To see all the squirrels darting across the courtyard, over trees. And occasionally on very early mornings, we even saw foxes, from the nearby hills, running across the “campus” around the house. This ‘campus’ was a mini-forest, thanks to the dense foliage and hundreds of trees.
The daily routine included a bath at the small pond, which was on-campus 🙂 and wonderful breakfast in the company of so many cousins (of all sizes & ages).

After that, we kids had options to choose from, as to how to use your time till lunch …
1. Inspecting the Mango trees to see if there were any ones fit to eat — Ripe ones would be eaten straight away. The green, raw ones would be handed over to one of the elders, along with a knife. These would be cut into tiny pieces. Meanwhile, someone would have already asked the kitchen-help servant to get a mixture of roasted chillies, salt & a few drops of oil. Then just dip the raw mango pieces in this “sauce” and enjoy !

2. Play cricket in the big courtyard — And play until some budding Kapil Dev hit a six into the bushes. In that case, search for the ball for a few minutes, admit that its lost and now go about doing option (1.)

3. Playing hide-and-seek inside the house — Given the size of the house, the numerous rooms on two levels, and the lack of proper lighting in some of the rarely used rooms, the first person who has to catch the others would take a pretty long time to find everyone. And by then, it would have been decided by a majority vote to change the game to something else.

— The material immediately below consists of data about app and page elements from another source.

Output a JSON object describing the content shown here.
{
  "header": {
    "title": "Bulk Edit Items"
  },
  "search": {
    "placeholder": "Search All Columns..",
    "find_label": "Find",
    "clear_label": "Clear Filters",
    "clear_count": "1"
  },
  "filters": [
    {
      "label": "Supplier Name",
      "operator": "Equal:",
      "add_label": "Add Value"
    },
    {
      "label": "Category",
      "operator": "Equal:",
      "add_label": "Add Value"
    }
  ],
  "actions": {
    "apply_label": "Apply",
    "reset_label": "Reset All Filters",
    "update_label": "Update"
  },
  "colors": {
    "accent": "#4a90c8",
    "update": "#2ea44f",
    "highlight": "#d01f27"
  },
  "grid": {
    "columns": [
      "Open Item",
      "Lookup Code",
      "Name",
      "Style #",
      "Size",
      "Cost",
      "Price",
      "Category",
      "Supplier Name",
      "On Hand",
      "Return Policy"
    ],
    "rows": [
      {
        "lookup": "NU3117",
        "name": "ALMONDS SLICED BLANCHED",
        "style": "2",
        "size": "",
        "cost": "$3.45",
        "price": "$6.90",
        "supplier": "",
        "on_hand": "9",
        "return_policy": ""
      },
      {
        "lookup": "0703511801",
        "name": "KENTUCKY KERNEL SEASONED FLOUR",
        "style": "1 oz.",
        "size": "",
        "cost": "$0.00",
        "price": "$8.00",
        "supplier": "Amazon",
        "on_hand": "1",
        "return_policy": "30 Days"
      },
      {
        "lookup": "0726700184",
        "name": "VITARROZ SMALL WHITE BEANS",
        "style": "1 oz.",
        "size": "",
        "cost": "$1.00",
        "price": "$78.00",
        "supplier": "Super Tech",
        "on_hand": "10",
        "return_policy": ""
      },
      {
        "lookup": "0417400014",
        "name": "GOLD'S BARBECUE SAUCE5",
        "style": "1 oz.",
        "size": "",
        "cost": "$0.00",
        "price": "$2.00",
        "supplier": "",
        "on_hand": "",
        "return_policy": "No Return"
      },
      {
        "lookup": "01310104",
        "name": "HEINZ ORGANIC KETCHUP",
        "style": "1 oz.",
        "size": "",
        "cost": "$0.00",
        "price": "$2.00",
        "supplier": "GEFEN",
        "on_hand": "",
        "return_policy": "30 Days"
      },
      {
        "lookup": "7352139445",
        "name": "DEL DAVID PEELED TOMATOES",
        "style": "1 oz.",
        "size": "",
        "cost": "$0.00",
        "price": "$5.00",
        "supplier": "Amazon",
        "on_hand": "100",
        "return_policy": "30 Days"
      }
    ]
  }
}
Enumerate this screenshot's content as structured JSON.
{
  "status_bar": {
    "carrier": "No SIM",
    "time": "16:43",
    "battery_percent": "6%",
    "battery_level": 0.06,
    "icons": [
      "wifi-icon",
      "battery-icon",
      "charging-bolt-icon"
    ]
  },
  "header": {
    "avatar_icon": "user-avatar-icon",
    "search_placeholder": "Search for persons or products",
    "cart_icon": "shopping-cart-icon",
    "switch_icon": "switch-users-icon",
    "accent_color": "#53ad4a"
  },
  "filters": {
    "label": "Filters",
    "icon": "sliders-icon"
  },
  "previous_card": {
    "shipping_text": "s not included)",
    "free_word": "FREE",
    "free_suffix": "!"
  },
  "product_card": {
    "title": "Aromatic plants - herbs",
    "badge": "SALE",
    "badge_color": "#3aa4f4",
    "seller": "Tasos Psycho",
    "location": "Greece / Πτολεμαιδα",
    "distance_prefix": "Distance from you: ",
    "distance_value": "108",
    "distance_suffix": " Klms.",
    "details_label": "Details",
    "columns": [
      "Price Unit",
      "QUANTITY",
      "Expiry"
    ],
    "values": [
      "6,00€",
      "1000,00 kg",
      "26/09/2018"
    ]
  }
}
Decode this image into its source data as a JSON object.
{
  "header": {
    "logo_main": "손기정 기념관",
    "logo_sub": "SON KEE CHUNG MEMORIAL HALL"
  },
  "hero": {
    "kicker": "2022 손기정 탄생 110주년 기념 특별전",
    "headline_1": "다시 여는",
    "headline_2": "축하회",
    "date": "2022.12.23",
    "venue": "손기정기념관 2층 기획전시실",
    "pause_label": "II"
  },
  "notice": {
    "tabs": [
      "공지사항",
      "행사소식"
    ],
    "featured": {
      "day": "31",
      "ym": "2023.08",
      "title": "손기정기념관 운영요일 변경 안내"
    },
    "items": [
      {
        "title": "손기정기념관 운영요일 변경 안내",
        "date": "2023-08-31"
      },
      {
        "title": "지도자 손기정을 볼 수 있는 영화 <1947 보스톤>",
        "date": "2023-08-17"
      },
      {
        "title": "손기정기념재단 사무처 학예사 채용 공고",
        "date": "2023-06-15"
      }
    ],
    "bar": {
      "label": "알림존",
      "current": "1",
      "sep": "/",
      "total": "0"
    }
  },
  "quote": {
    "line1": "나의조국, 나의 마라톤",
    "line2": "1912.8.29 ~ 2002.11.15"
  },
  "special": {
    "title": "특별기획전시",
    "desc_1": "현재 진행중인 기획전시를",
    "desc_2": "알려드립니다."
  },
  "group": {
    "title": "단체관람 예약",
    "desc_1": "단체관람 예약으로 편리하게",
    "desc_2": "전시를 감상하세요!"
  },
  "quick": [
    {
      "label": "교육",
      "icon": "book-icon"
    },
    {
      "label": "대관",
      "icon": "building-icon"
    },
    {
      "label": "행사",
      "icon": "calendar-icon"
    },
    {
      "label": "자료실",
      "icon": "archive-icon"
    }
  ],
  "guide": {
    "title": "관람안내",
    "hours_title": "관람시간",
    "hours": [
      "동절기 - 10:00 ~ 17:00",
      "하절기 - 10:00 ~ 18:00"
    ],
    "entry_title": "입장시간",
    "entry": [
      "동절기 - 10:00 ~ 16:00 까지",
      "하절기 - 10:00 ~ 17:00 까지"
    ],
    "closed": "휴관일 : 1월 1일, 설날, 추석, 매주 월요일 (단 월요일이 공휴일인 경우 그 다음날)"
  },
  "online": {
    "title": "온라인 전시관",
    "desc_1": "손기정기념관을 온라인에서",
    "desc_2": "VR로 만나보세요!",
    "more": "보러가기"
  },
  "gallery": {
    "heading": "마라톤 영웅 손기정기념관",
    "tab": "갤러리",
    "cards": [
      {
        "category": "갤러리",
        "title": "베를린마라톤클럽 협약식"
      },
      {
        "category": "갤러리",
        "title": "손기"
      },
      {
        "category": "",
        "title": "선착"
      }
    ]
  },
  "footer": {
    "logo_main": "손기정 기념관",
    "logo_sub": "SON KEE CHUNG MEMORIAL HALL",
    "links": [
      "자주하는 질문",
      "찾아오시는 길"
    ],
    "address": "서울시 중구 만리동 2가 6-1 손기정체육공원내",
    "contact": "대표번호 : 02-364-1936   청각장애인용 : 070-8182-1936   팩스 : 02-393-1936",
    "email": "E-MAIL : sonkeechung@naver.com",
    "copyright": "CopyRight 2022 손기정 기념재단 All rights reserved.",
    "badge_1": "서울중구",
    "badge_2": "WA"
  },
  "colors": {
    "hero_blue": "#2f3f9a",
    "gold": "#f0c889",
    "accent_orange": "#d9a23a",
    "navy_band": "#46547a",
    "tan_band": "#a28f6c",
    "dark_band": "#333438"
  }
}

4. One of the days (just once, in that whole month) was kept aside for an “All Cousins Hike” to one of the 3-4 hills nearby — Everyone gather whatever they can — mangoes, biscuits, fried-snacks, water-bottles — and walk/run to the top of the hill, enjoy the splendid view from the top, enjoy the snacks and walk back down.
(In those days, there were no digital cameras – to be able to click away all possible 237 views from the top. And children were not given the other cameras – too risky)

All of these activities had to strictly culminate by the lunch hour of 12 Noon. And obviously, after lunch, everyone just had to find his/her own favourite place for the pleasure of an afternoon-siesta.

By now, the few readers, who came here, have all gone off to sleep reading this long post.
And it is also time for my privileged afternoon-nap. Signing out today … but then … ” I’ll be backk … Hasta La Vista, Baby “